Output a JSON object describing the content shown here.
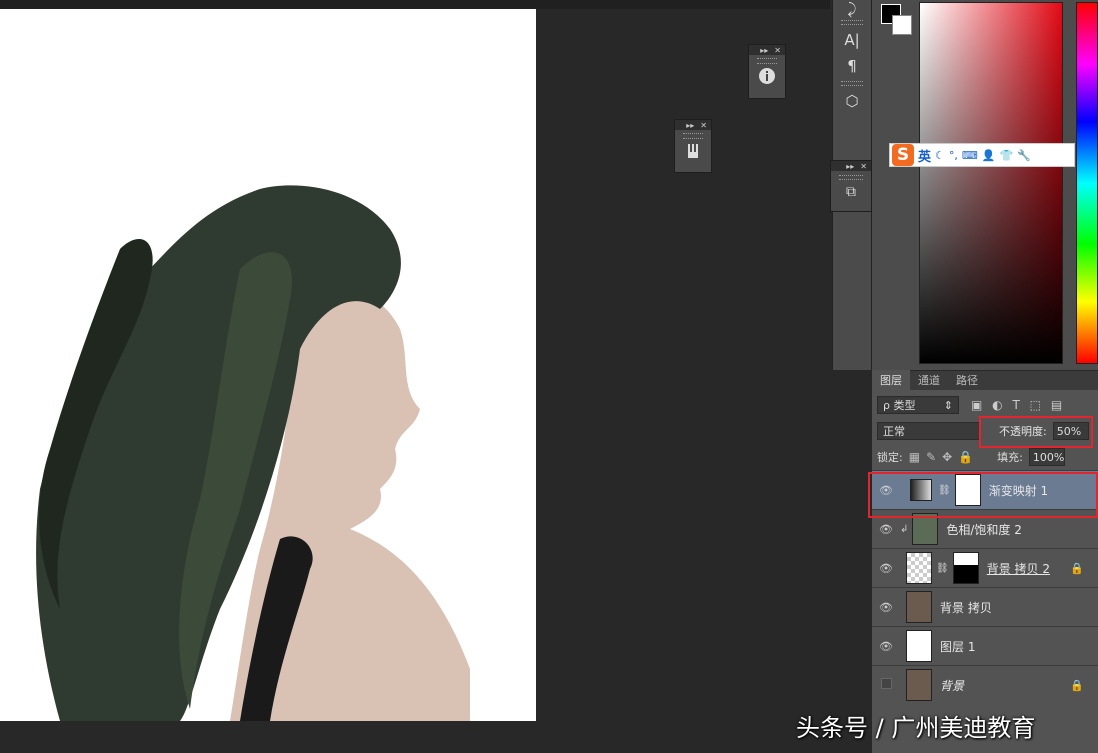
{
  "color_panel": {
    "fg_color": "#000000",
    "bg_color": "#ffffff",
    "picker_hue": "#e30a16"
  },
  "ime_toolbar": {
    "logo": "S",
    "lang": "英",
    "icons": [
      "moon-icon",
      "punctuation-icon",
      "keyboard-icon",
      "user-icon",
      "shirt-icon",
      "wrench-icon"
    ]
  },
  "tool_strip": {
    "tools": [
      "A|",
      "¶"
    ]
  },
  "layers_panel": {
    "tabs": [
      "图层",
      "通道",
      "路径"
    ],
    "filter_label": "ρ 类型",
    "blend_mode": "正常",
    "opacity_label": "不透明度:",
    "opacity_value": "50%",
    "lock_label": "锁定:",
    "fill_label": "填充:",
    "fill_value": "100%",
    "layers": [
      {
        "name": "渐变映射 1",
        "visible": true,
        "selected": true,
        "locked": false
      },
      {
        "name": "色相/饱和度 2",
        "visible": true,
        "selected": false,
        "locked": false
      },
      {
        "name": "背景 拷贝 2",
        "visible": true,
        "selected": false,
        "locked": true
      },
      {
        "name": "背景 拷贝",
        "visible": true,
        "selected": false,
        "locked": false
      },
      {
        "name": "图层 1",
        "visible": true,
        "selected": false,
        "locked": false
      },
      {
        "name": "背景",
        "visible": false,
        "selected": false,
        "locked": true
      }
    ]
  },
  "watermark": "头条号 / 广州美迪教育"
}
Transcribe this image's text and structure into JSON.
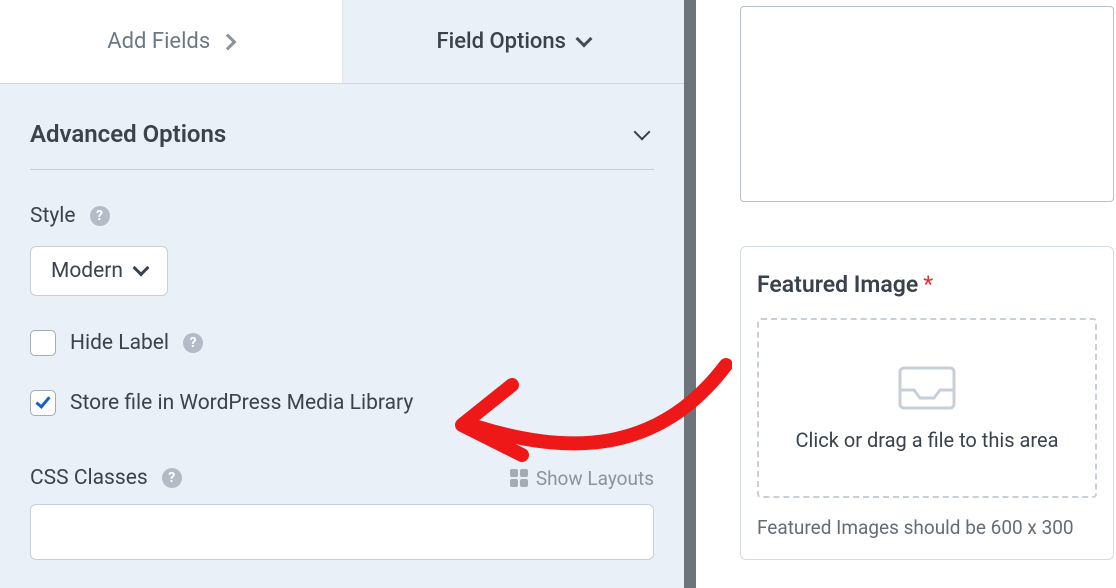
{
  "tabs": {
    "add_fields": "Add Fields",
    "field_options": "Field Options"
  },
  "advanced": {
    "title": "Advanced Options"
  },
  "style": {
    "label": "Style",
    "selected": "Modern"
  },
  "hide_label": {
    "label": "Hide Label",
    "checked": false
  },
  "store_media": {
    "label": "Store file in WordPress Media Library",
    "checked": true
  },
  "css_classes": {
    "label": "CSS Classes",
    "show_layouts": "Show Layouts",
    "value": ""
  },
  "featured": {
    "title": "Featured Image",
    "required": "*",
    "drop_text": "Click or drag a file to this area",
    "hint": "Featured Images should be 600 x 300"
  }
}
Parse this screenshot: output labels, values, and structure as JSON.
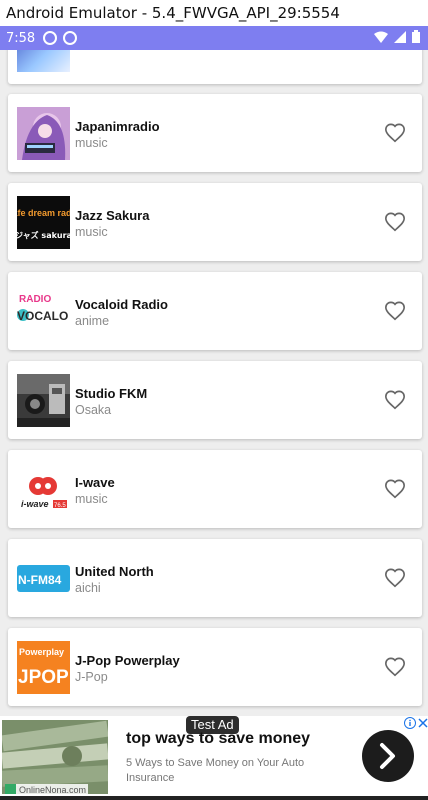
{
  "window": {
    "title": "Android Emulator - 5.4_FWVGA_API_29:5554"
  },
  "status_bar": {
    "time": "7:58",
    "color": "#7e7ef0"
  },
  "stations": [
    {
      "name": "Japanimradio",
      "genre": "music",
      "thumb": "anime-art"
    },
    {
      "name": "Jazz Sakura",
      "genre": "music",
      "thumb": "jazz-sakura-logo"
    },
    {
      "name": "Vocaloid Radio",
      "genre": "anime",
      "thumb": "vocaloid-logo"
    },
    {
      "name": "Studio FKM",
      "genre": "Osaka",
      "thumb": "studio-photo"
    },
    {
      "name": "I-wave",
      "genre": "music",
      "thumb": "iwave-logo"
    },
    {
      "name": "United North",
      "genre": "aichi",
      "thumb": "nfm-logo"
    },
    {
      "name": "J-Pop Powerplay",
      "genre": "J-Pop",
      "thumb": "jpop-logo"
    }
  ],
  "logos": {
    "jazz_top": "cafe dream radio",
    "jazz_bottom": "ジャズ sakura",
    "vocaloid": "VOCALO",
    "vocaloid_top": "RADIO",
    "iwave": "i-wave",
    "iwave_freq": "76.5",
    "nfm": "N-FM84",
    "jpop_top": "Powerplay",
    "jpop_main": "JPOP"
  },
  "ad": {
    "badge": "Test Ad",
    "title": "top ways to save money",
    "description": "5 Ways to Save Money on Your Auto Insurance",
    "source": "OnlineNona.com",
    "accent": "#1a73e8"
  }
}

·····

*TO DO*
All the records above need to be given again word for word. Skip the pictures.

*SOLUTION FOR THIS PROBLEM*
Output a JSON object describing the content shown here.
{
  "color_panel": {
    "fg_color": "#000000",
    "bg_color": "#ffffff",
    "picker_hue": "#e30a16"
  },
  "ime_toolbar": {
    "logo": "S",
    "lang": "英",
    "icons": [
      "moon-icon",
      "punctuation-icon",
      "keyboard-icon",
      "user-icon",
      "shirt-icon",
      "wrench-icon"
    ]
  },
  "tool_strip": {
    "tools": [
      "A|",
      "¶"
    ]
  },
  "layers_panel": {
    "tabs": [
      "图层",
      "通道",
      "路径"
    ],
    "filter_label": "ρ 类型",
    "blend_mode": "正常",
    "opacity_label": "不透明度:",
    "opacity_value": "50%",
    "lock_label": "锁定:",
    "fill_label": "填充:",
    "fill_value": "100%",
    "layers": [
      {
        "name": "渐变映射 1",
        "visible": true,
        "selected": true,
        "locked": false
      },
      {
        "name": "色相/饱和度 2",
        "visible": true,
        "selected": false,
        "locked": false
      },
      {
        "name": "背景 拷贝 2",
        "visible": true,
        "selected": false,
        "locked": true
      },
      {
        "name": "背景 拷贝",
        "visible": true,
        "selected": false,
        "locked": false
      },
      {
        "name": "图层 1",
        "visible": true,
        "selected": false,
        "locked": false
      },
      {
        "name": "背景",
        "visible": false,
        "selected": false,
        "locked": true
      }
    ]
  },
  "watermark": "头条号 / 广州美迪教育"
}
Transcribe this image's text and structure into JSON.
{
  "tabs": {
    "add_fields": "Add Fields",
    "field_options": "Field Options"
  },
  "advanced": {
    "title": "Advanced Options"
  },
  "style": {
    "label": "Style",
    "selected": "Modern"
  },
  "hide_label": {
    "label": "Hide Label",
    "checked": false
  },
  "store_media": {
    "label": "Store file in WordPress Media Library",
    "checked": true
  },
  "css_classes": {
    "label": "CSS Classes",
    "show_layouts": "Show Layouts",
    "value": ""
  },
  "featured": {
    "title": "Featured Image",
    "required": "*",
    "drop_text": "Click or drag a file to this area",
    "hint": "Featured Images should be 600 x 300"
  }
}
Parse this screenshot: output labels, values, and structure as JSON.
{
  "window": {
    "title": "Android Emulator - 5.4_FWVGA_API_29:5554"
  },
  "status_bar": {
    "time": "7:58",
    "color": "#7e7ef0"
  },
  "stations": [
    {
      "name": "Japanimradio",
      "genre": "music",
      "thumb": "anime-art"
    },
    {
      "name": "Jazz Sakura",
      "genre": "music",
      "thumb": "jazz-sakura-logo"
    },
    {
      "name": "Vocaloid Radio",
      "genre": "anime",
      "thumb": "vocaloid-logo"
    },
    {
      "name": "Studio FKM",
      "genre": "Osaka",
      "thumb": "studio-photo"
    },
    {
      "name": "I-wave",
      "genre": "music",
      "thumb": "iwave-logo"
    },
    {
      "name": "United North",
      "genre": "aichi",
      "thumb": "nfm-logo"
    },
    {
      "name": "J-Pop Powerplay",
      "genre": "J-Pop",
      "thumb": "jpop-logo"
    }
  ],
  "logos": {
    "jazz_top": "cafe dream radio",
    "jazz_bottom": "ジャズ sakura",
    "vocaloid": "VOCALO",
    "vocaloid_top": "RADIO",
    "iwave": "i-wave",
    "iwave_freq": "76.5",
    "nfm": "N-FM84",
    "jpop_top": "Powerplay",
    "jpop_main": "JPOP"
  },
  "ad": {
    "badge": "Test Ad",
    "title": "top ways to save money",
    "description": "5 Ways to Save Money on Your Auto Insurance",
    "source": "OnlineNona.com",
    "accent": "#1a73e8"
  }
}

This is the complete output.